Updated: Jan 10
Everyone has moments in life when doing things quickly is advantageous. But what does being in a hurry the majority of the time do to us?
What pecentage of your life do you think you're in a hurry? Have a think about the last two weeks and try to work out when you're most in a hurry. Assuming you sleep about 8 hours of the day, of the 16 hours awake, how many do you think you feel like you're in a hurry?
Being in a rush, is it necessary or a habit?
So what’s wrong with being in a hurry or rushing around with that buzz? Ever wondered what it is doing to you? Imagine you’re in a hurry in the morning making breakfast of tea and toast. You pop the toast on and reach for the marmite. At this point, just think about how you would open the jar of marmite. Would you check to see if the lid is a bit stuck or assume it is and use full force to guarantee opening it quicker? Would this do any harm? No, not as a one off but when we apply this idea about using more force than is needed to do all our activities, that's when we can run into problems. Everyday things like walking, going up and down stairs, tying shoes laces, holding the steering wheel when driving, writing, typing etc. Is this a problem? It can be. Using too much force to do simple easy everyday things can cause a lot of unnecessary tension and uses more energy than we need to. We can lock ourselves up in constant readiness never allowing the muscles to release properly from the last task to return to normal healthy state.
As an Alexander Technique teacher, I constantly see people with overly tense muscles and muscular holding patterns that they are totally unware of but are the root cause of back, neck or joint pain and feelings of stress. These unhealthily tense, constantly holding muscles can ‘pull’ people out of shape, loosing their natural upright poise and balance and then having to use even more muscular tension to compensate for not being as upright and well balanced as they can be.
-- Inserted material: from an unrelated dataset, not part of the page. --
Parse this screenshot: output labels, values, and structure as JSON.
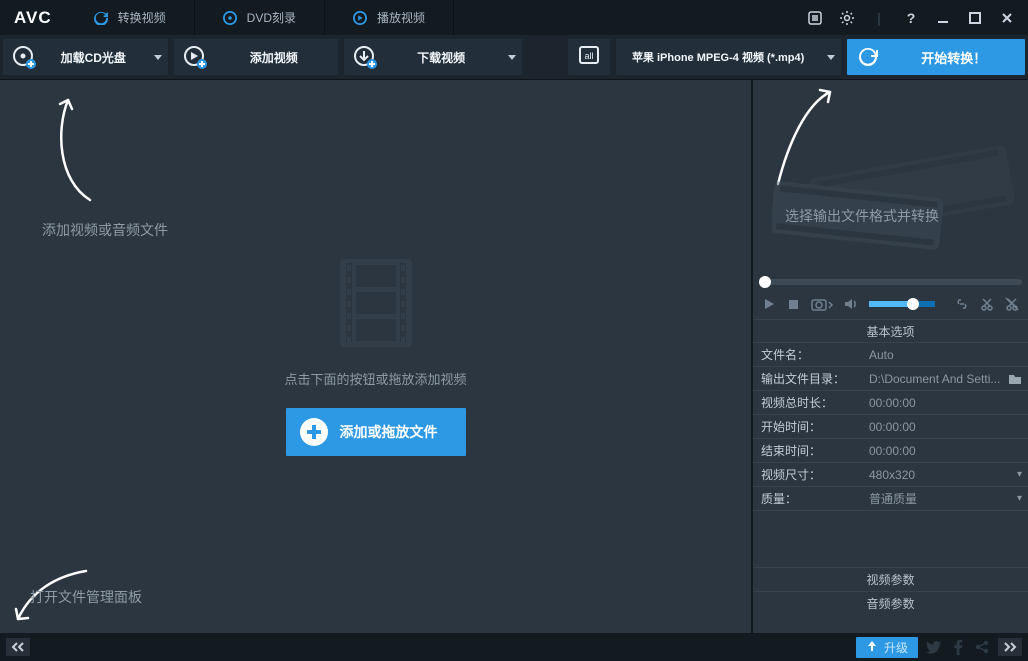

So what can we do about this? Give ourselves time – time to get up - to get ready - to leave the house – for the journey. Prioritise having time for meals. Say no to things so you don’t give yourself too much to do. Limit your list for the day. Be a steady Eddie most of the time. This way you can give yourself the gift of calmness, kindness and respect firstly to yourself and you’ll probably have the time to be the same to others. There will always be times in life when we need to be in a hurry but we can minimise this with a bit of planning, being realistic about how long things take and giving yourself a buffer of time so you don't need to stress.
I’m writing this knowing I’m still on the journey of implementing it but I feel I have greater awareness of what’s going on instead on blindly rushing on just out of habit.
I’ll be honest, I’ve spent a lot of my life being in a hurry. Mainly because I didn’t allow myself enough time to get from A to B. It was like I was pre-programmed to be 5 to 10 mins late for everything and I’ve been wondering why. Was I always so busy that it made being late inevitable? I don’t think so. I did underestimate how long it took me to do things and I don’t think I’m alone in having these unhelpful habits when it comes to time management. I also wonder if my ‘late’ habit is just a lack of planning or if it is more to do with being hooked on the heightened sense of importance that being in a hurry gives us. Does it’s little adrenalin rush make us feels like we’re living on the edge? Maybe just a little, when really we’re not at all, we’re just running late.
There are always going to be times when it’s advantageous to do something as quickly as possible but my advice is to check in with yourself and see if you’ve been the maker of not having enough time, and if you are, ask yourself how to prevent it happening again.
My mantra in trying to break this habit has been, ‘less haste, more speed’. If I take my time, I do things properly without creating a hype about it. Again it’s a work in progress but has made so much difference to how I feel, think and function.